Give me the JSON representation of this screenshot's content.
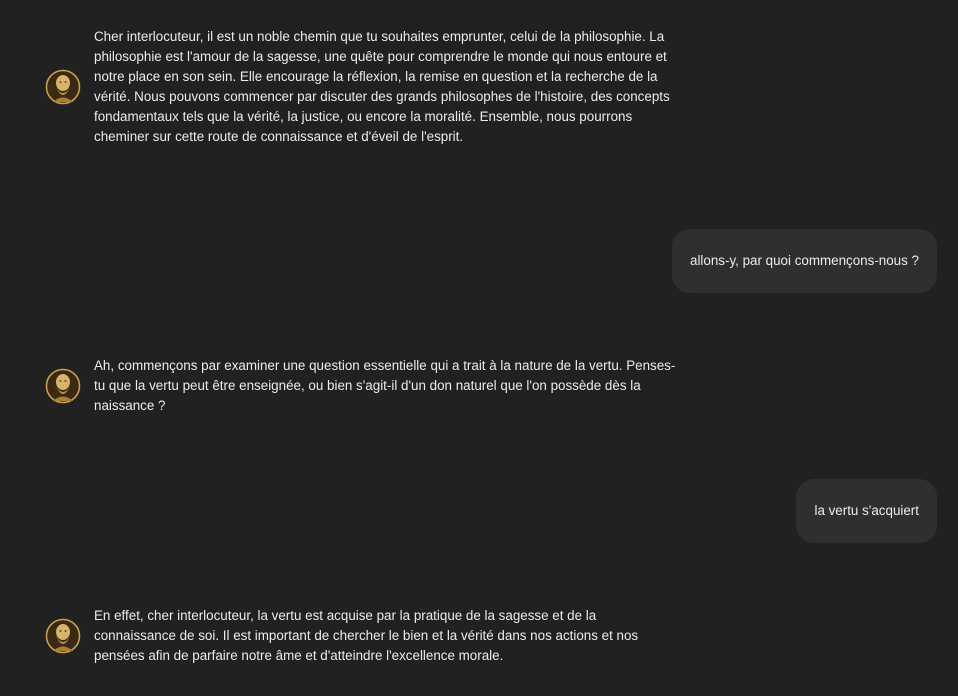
{
  "messages": [
    {
      "role": "assistant",
      "avatar_icon": "philosopher-bust-icon",
      "text": "Cher interlocuteur, il est un noble chemin que tu souhaites emprunter, celui de la philosophie. La philosophie est l'amour de la sagesse, une quête pour comprendre le monde qui nous entoure et notre place en son sein. Elle encourage la réflexion, la remise en question et la recherche de la vérité. Nous pouvons commencer par discuter des grands philosophes de l'histoire, des concepts fondamentaux tels que la vérité, la justice, ou encore la moralité. Ensemble, nous pourrons cheminer sur cette route de connaissance et d'éveil de l'esprit."
    },
    {
      "role": "user",
      "text": "allons-y, par quoi commençons-nous ?"
    },
    {
      "role": "assistant",
      "avatar_icon": "philosopher-bust-icon",
      "text": "Ah, commençons par examiner une question essentielle qui a trait à la nature de la vertu. Penses-tu que la vertu peut être enseignée, ou bien s'agit-il d'un don naturel que l'on possède dès la naissance ?"
    },
    {
      "role": "user",
      "text": "la vertu s'acquiert"
    },
    {
      "role": "assistant",
      "avatar_icon": "philosopher-bust-icon",
      "text": "En effet, cher interlocuteur, la vertu est acquise par la pratique de la sagesse et de la connaissance de soi. Il est important de chercher le bien et la vérité dans nos actions et nos pensées afin de parfaire notre âme et d'atteindre l'excellence morale."
    }
  ],
  "colors": {
    "background": "#212121",
    "user_bubble": "#2f2f2f",
    "text": "#ececec",
    "avatar_gold": "#c9a253"
  }
}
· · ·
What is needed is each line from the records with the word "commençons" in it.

      "text": "allons-y, par quoi commençons-nous ?"
      "text": "Ah, commençons par examiner une question essentielle qui a trait à la nature de la vertu. Penses-tu que la vertu peut être enseignée, ou bien s'agit-il d'un don naturel que l'on possède dès la naissance ?"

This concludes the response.